Another Tube strike. Londoners crumble without our Tube, the publicly owned and operated backbone of our transport network, carrying 1.265 billion passengers a year with delays on track to be 58% lower than 2007 levels this year. Like the saying goes, you don’t know what you have until it’s gone. These strikes should serve to remind us what a valuable service the Tube is.

The news coverage is largely focused on the negativity of the strike, demonising the ‘overpaid’ drivers and comparing them to underpaid health workers or teachers. The truth is that all Underground staff are not unhappy with their pay, but with the new conditions being imposed on them in order to run 24-hour services from September. London Underground are acting in a malicious way, only offering credible compensation packages a couple of hours before the end of negotiations, leaving not nearly enough time for unions to consult their members.
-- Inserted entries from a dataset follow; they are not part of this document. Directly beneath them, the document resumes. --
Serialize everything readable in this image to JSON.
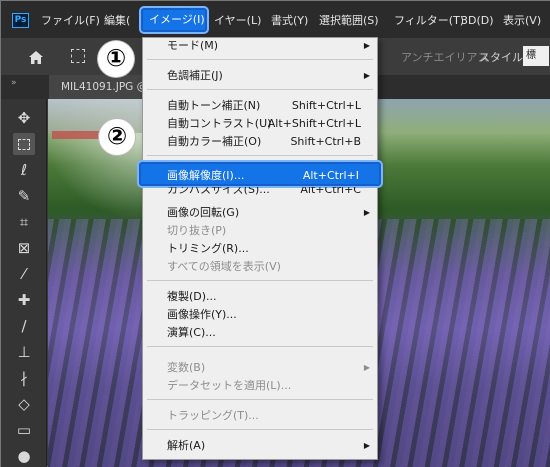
{
  "menubar": {
    "logo": "Ps",
    "items": [
      "ファイル(F)",
      "編集(",
      "イメージ(I)",
      "イヤー(L)",
      "書式(Y)",
      "選択範囲(S)",
      "フィルター(T)",
      "3D(D)",
      "表示(V)"
    ]
  },
  "options_bar": {
    "antialias_label": "アンチエイリアス",
    "style_label": "スタイル：",
    "style_value": "標"
  },
  "tab": {
    "collapse": "»",
    "document_title": "MIL41091.JPG @"
  },
  "callouts": [
    "①",
    "②"
  ],
  "menu": {
    "items": [
      {
        "label": "モード(M)",
        "arrow": "▶"
      },
      {
        "label": "色調補正(J)",
        "arrow": "▶"
      },
      {
        "label": "自動トーン補正(N)",
        "shortcut": "Shift+Ctrl+L"
      },
      {
        "label": "自動コントラスト(U)",
        "shortcut": "Alt+Shift+Ctrl+L"
      },
      {
        "label": "自動カラー補正(O)",
        "shortcut": "Shift+Ctrl+B"
      },
      {
        "label": "画像解像度(I)...",
        "shortcut": "Alt+Ctrl+I"
      },
      {
        "label": "カンバスサイズ(S)...",
        "shortcut": "Alt+Ctrl+C"
      },
      {
        "label": "画像の回転(G)",
        "arrow": "▶"
      },
      {
        "label": "切り抜き(P)"
      },
      {
        "label": "トリミング(R)..."
      },
      {
        "label": "すべての領域を表示(V)"
      },
      {
        "label": "複製(D)..."
      },
      {
        "label": "画像操作(Y)..."
      },
      {
        "label": "演算(C)..."
      },
      {
        "label": "変数(B)",
        "arrow": "▶"
      },
      {
        "label": "データセットを適用(L)..."
      },
      {
        "label": "トラッピング(T)..."
      },
      {
        "label": "解析(A)",
        "arrow": "▶"
      }
    ]
  },
  "colors": {
    "highlight": "#1473e6",
    "menu_bg": "#efefef",
    "app_bg": "#3a3a3a"
  }
}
We should support the strikes if we are to maintain workers’ rights in this country. But it’s still bad news for London, right? The cost to the economy has been pegged at £50-300m due to commuting delays and “minutes frittered away commiserating with colleagues over nightmare journeys”. While some businesses fret about employees venting frustration over the commute (instead of the usual water cooler talk), other businesses have avoided such catastrophic loss by allowing employees to work from home. Continue reading